↓
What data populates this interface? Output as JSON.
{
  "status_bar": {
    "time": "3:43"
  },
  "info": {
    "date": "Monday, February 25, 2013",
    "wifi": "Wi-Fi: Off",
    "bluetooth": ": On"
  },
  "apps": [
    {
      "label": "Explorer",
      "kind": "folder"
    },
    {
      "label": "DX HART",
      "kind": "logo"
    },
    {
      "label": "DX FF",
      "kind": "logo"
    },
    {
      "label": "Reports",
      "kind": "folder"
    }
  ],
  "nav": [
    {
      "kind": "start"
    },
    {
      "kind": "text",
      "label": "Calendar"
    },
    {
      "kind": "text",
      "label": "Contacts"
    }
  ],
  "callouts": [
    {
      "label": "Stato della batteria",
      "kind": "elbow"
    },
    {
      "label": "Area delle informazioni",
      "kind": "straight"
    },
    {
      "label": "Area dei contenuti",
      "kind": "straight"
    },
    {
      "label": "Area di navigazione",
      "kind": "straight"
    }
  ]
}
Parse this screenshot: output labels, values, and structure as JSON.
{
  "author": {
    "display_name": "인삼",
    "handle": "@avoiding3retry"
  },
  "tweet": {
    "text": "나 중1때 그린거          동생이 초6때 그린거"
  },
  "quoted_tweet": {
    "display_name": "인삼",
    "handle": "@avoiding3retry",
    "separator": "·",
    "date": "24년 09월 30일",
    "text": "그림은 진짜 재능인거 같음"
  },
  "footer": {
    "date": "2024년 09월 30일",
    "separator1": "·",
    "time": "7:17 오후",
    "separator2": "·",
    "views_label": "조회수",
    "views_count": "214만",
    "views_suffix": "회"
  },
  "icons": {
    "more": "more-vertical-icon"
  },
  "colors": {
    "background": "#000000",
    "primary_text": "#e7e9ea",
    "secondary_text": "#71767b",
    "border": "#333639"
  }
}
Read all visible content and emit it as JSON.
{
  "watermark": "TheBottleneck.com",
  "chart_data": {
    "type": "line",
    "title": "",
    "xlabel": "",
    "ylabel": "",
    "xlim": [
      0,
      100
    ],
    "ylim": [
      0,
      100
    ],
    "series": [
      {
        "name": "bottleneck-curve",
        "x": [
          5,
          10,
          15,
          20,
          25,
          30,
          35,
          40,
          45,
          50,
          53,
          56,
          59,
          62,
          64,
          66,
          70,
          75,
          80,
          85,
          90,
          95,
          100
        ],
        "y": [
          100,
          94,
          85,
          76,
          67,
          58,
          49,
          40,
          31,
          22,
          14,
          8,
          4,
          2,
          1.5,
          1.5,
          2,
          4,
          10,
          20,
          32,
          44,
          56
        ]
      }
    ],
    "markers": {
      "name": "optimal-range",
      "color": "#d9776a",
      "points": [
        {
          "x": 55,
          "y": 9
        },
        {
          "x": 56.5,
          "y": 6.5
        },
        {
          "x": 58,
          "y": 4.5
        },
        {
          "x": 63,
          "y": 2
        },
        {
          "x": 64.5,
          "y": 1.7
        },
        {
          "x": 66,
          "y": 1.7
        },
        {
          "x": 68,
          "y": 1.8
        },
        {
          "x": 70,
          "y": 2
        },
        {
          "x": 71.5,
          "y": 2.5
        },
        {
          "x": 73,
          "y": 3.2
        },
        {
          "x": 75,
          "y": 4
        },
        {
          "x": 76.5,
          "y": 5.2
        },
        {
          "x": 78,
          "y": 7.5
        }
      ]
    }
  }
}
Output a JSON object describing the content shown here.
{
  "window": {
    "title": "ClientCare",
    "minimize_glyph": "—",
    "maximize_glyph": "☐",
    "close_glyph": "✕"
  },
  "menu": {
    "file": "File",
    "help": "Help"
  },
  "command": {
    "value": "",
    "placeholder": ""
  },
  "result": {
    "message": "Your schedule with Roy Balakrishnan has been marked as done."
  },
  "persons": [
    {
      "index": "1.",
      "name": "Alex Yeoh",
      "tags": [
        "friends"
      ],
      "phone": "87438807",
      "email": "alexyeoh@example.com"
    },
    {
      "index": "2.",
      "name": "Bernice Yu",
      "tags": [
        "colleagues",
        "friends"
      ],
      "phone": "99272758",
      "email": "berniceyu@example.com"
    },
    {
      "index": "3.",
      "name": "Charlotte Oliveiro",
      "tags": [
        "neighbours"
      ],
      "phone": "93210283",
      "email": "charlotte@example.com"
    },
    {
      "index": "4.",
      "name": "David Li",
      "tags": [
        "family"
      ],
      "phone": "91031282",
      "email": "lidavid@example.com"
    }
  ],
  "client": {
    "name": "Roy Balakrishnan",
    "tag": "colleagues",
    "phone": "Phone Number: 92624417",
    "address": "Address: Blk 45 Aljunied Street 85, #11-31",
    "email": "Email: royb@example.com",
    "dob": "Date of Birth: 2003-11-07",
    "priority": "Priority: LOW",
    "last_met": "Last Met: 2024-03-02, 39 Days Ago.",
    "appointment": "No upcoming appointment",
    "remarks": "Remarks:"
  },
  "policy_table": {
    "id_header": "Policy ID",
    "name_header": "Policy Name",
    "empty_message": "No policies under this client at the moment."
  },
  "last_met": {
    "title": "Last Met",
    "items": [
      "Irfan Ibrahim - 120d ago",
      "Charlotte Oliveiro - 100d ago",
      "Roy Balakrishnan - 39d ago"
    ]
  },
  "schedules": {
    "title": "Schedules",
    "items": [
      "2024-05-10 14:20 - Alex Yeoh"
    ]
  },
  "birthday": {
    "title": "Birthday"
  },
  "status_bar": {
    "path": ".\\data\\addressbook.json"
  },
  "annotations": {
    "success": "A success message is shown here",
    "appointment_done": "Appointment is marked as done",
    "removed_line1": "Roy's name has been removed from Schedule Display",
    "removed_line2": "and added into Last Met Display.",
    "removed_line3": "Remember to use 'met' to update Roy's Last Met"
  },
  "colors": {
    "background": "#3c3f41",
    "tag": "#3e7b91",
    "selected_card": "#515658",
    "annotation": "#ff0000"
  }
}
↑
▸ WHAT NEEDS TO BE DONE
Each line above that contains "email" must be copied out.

▸ SOLUTION BELOW
      "email": "alexyeoh@example.com"
      "email": "berniceyu@example.com"
      "email": "charlotte@example.com"
      "email": "lidavid@example.com"
    "email": "Email: royb@example.com",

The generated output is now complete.